not necessary). It also blocks if the output buffer is empty.
2.2.3: Implementing threads in user space
Write a (threads) library that acts as a mini-scheduler and
implements thread_create, thread_exit,
thread_wait, thread_yield, etc. The central data
structure maintained and used by this library is the thread
table, the analogue of the process table in the operating system
- Requires no OS modification.
- Requires no OS modification.
- Requires no OS modification.
- Very fast since no context switching.
- Can customize the scheduler for each application.
- Blocking system calls can't be executed directly since that would block
the entire process. For example the producer consumer example, if
implemented in the natural manner would not work well as whenever
an I/O was issued that caused the process to block, all the
threads would be unable to run.
- Similarly a page fault would block the entire process i.e., all
- A thread with an infinite loop prevents all other threads in this
process from running.
- Re-doing the effort of writing a scheduler.
2.2.4: Implementing Threads in the Kernel
Move the thread operations into the operating system itself. This
naturally requires that the operating system itself be (significantly)
modified and is thus not a trivial undertaking.
- Thread-create and friends are now system calls and hence much
slower than with user-mode threads.
They are, however, still much faster than creating/switching/etc
processes since there is so much shared state that does not need
to be recreated.
- In 2002, Ingo Molnar has been speeding
up the linux kernel thread performance with the goal that a pure kernel
level thread system will achieve (nearly) the speed of a user mode
I do not know the final results.
- A thread that blocks causes no particular problem. The kernel can
run another thread from this process or can run another process.
- Similarly a page fault, or infinite loop in one thread does not
automatically block the other threads in the process.
2.2.5: Hybrid Implementations
One can write a (user-level) thread library even if the kernel also
has threads. This is sometimes called the M:N model since M user mode threads
run on each of N kernel threads.
Then each kernel thread can switch between user level
threads. Thus switching between user-level threads within one kernel
thread is very fast (no context switch) and we maintain the advantage
that a blocking system call or page fault does not block the entire
multi-threaded application since threads in other processes of this
application are still runnable.
2.2.6: Scheduler Activations
2.2.7: Popup Threads
The idea is to automatically issue a create thread system call upon
message arrival. (The alternative is to have a thread or process
blocked on a receive system call.)
If implemented well the latency between message arrival and thread
execution can be very small since the new thread does not have state
Making Single-threaded Code Multithreaded
Definitely NOT for the faint of heart.
- There often is state that should not be shared.
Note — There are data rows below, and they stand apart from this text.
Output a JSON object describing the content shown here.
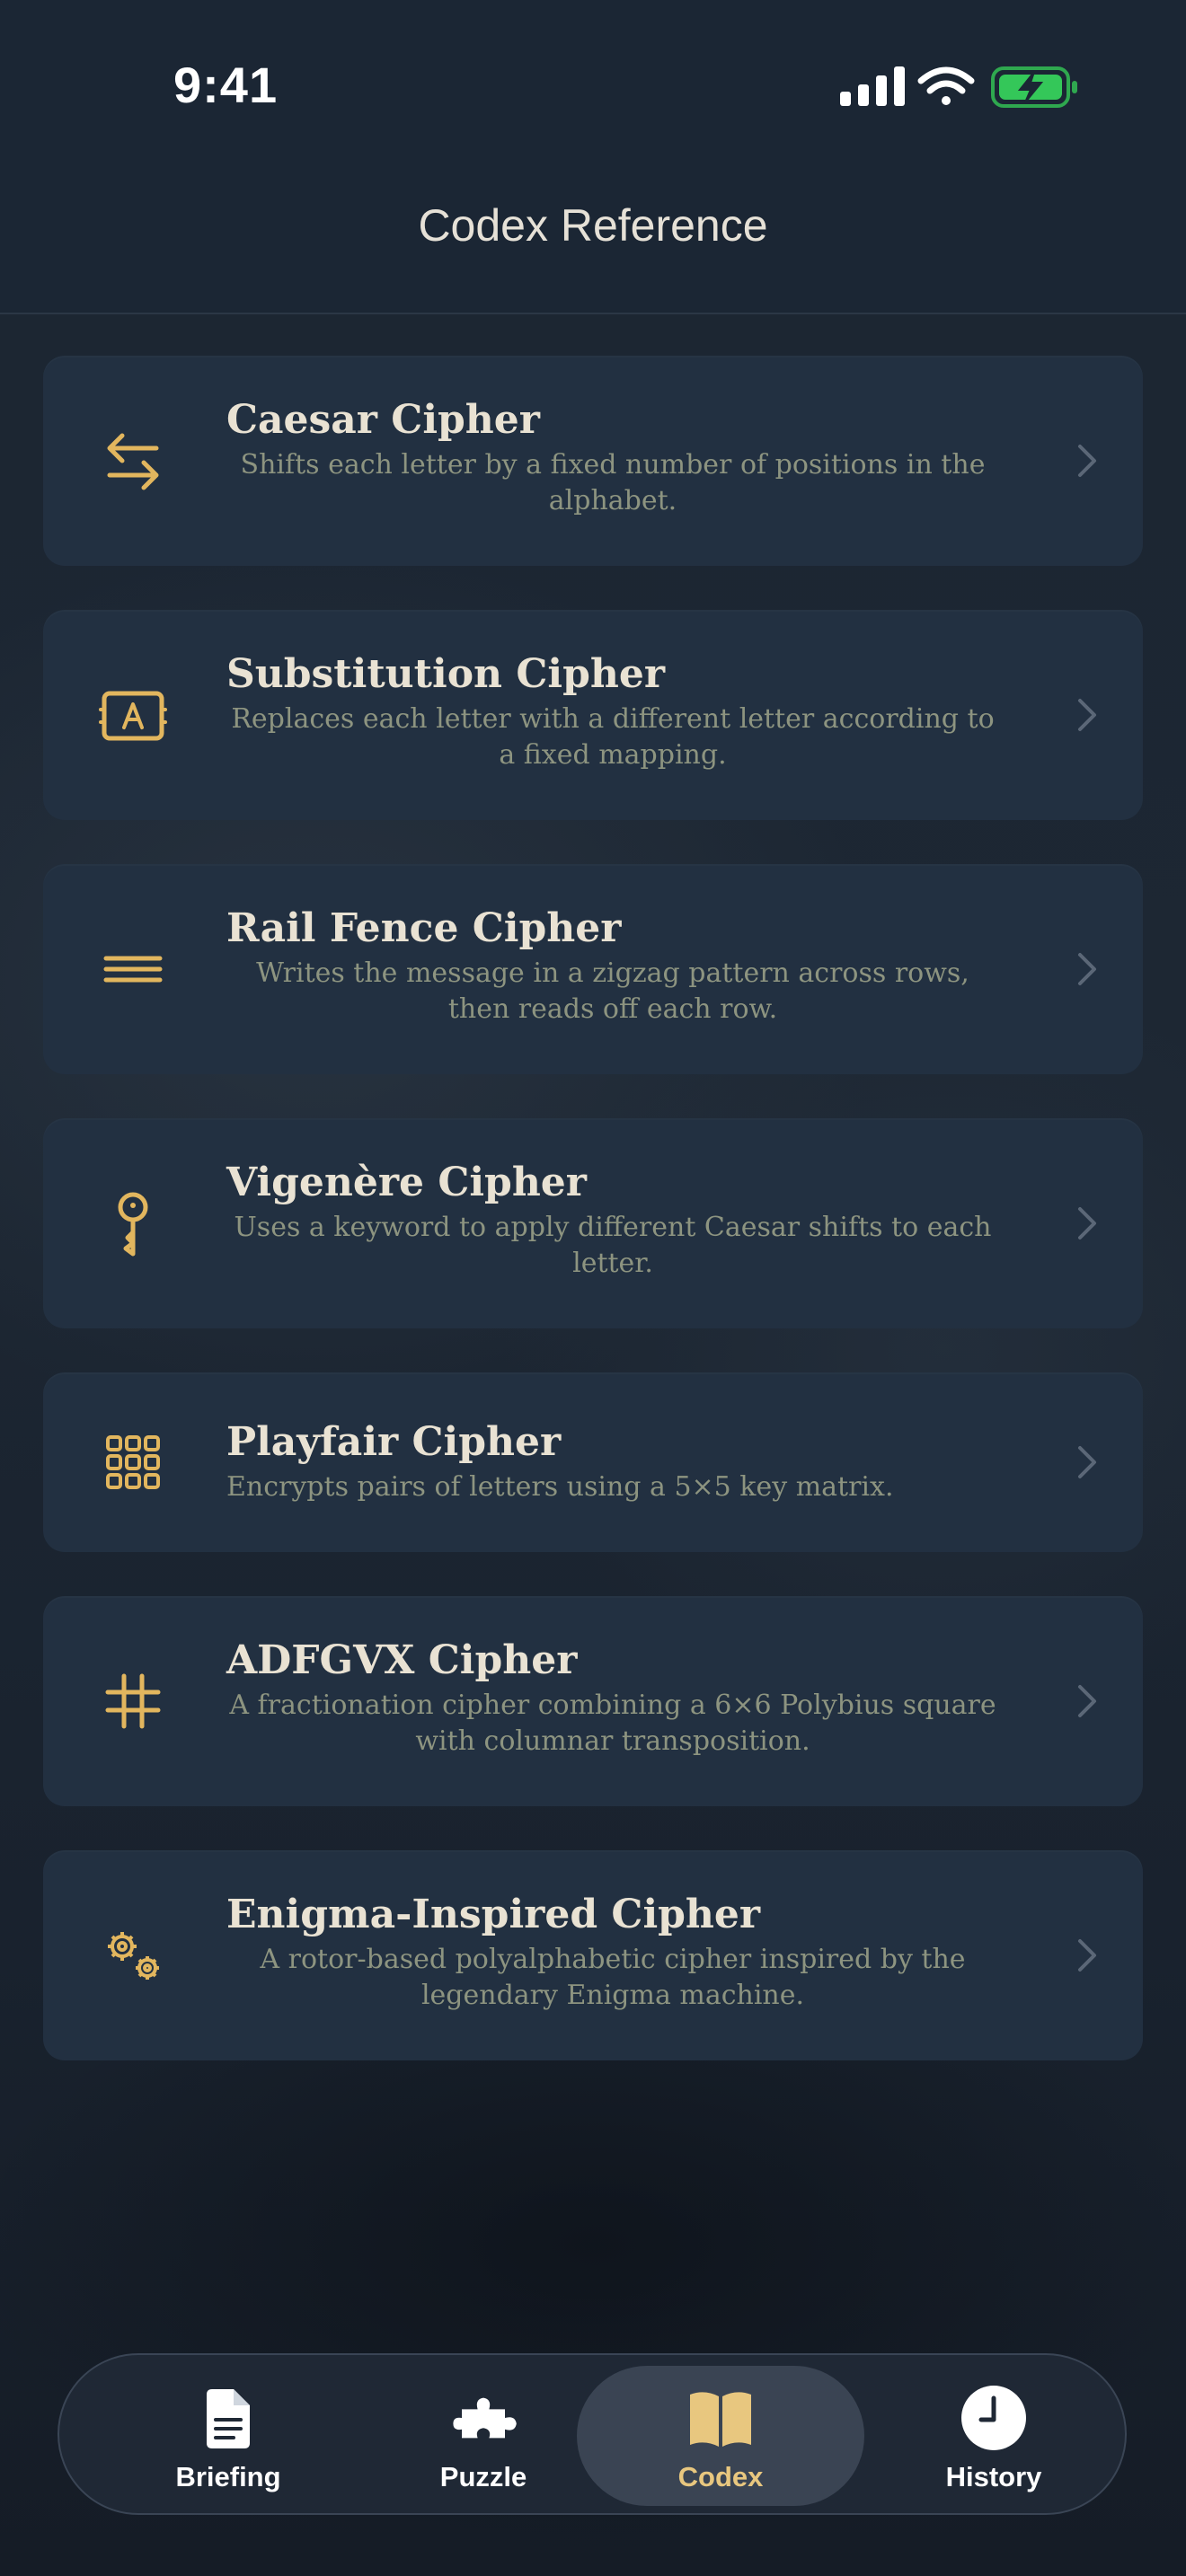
{
  "status_bar": {
    "time": "9:41"
  },
  "header": {
    "title": "Codex Reference"
  },
  "colors": {
    "accent": "#e2b65e",
    "card": "#223041",
    "title": "#e9e2d3",
    "desc": "#8d9480",
    "battery": "#34c759"
  },
  "ciphers": [
    {
      "title": "Caesar Cipher",
      "description": "Shifts each letter by a fixed number of positions in the alphabet.",
      "icon": "arrows-left-right-icon"
    },
    {
      "title": "Substitution Cipher",
      "description": "Replaces each letter with a different letter according to a fixed mapping.",
      "icon": "letter-a-box-icon"
    },
    {
      "title": "Rail Fence Cipher",
      "description": "Writes the message in a zigzag pattern across rows, then reads off each row.",
      "icon": "three-lines-icon"
    },
    {
      "title": "Vigenère Cipher",
      "description": "Uses a keyword to apply different Caesar shifts to each letter.",
      "icon": "key-icon"
    },
    {
      "title": "Playfair Cipher",
      "description": "Encrypts pairs of letters using a 5×5 key matrix.",
      "icon": "grid-icon"
    },
    {
      "title": "ADFGVX Cipher",
      "description": "A fractionation cipher combining a 6×6 Polybius square with columnar transposition.",
      "icon": "hash-icon"
    },
    {
      "title": "Enigma-Inspired Cipher",
      "description": "A rotor-based polyalphabetic cipher inspired by the legendary Enigma machine.",
      "icon": "gears-icon"
    }
  ],
  "tabs": [
    {
      "label": "Briefing",
      "icon": "document-icon",
      "active": false
    },
    {
      "label": "Puzzle",
      "icon": "puzzle-icon",
      "active": false
    },
    {
      "label": "Codex",
      "icon": "book-icon",
      "active": true
    },
    {
      "label": "History",
      "icon": "clock-icon",
      "active": false
    }
  ]
}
A well-cite
example is the unix errno variable that contains the error
number (zero means no error) of the error encountered by the last
system call. Errno is hardly elegant (even in normal,
single-threaded, applications), but its use is widespread.
If multiple threads issue faulty system calls the errno value of the
second overwrites the first and thus the first errno value may be lost.
- Much existing code, including many libraries, are not
- What should be done with a signal sent to a process. Does it go
to all or one thread?
- How should stack growth be managed. Normally the kernel grows the
(single) stack automatically when needed. What if there are
2.3: Interprocess Communication (IPC) and Coordination/Synchronization
2.3.1: Race Conditions
A race condition occurs when two (or more)
processes are about to perform some action. Depending on the exact
timing, one or other goes first. If one of the processes goes first,
everything works, but if another one goes first, an error, possibly
Imagine two processes both accessing x, which is initially 10.
- One process is to execute x <-- x+1
- The other is to execute x <-- x-1
- When both are finished x should be 10
- But we might get 9 and might get 11!
- Show how this can happen (x <-- x+1 is not atomic)
- Tanenbaum shows how this can lead to disaster for a printer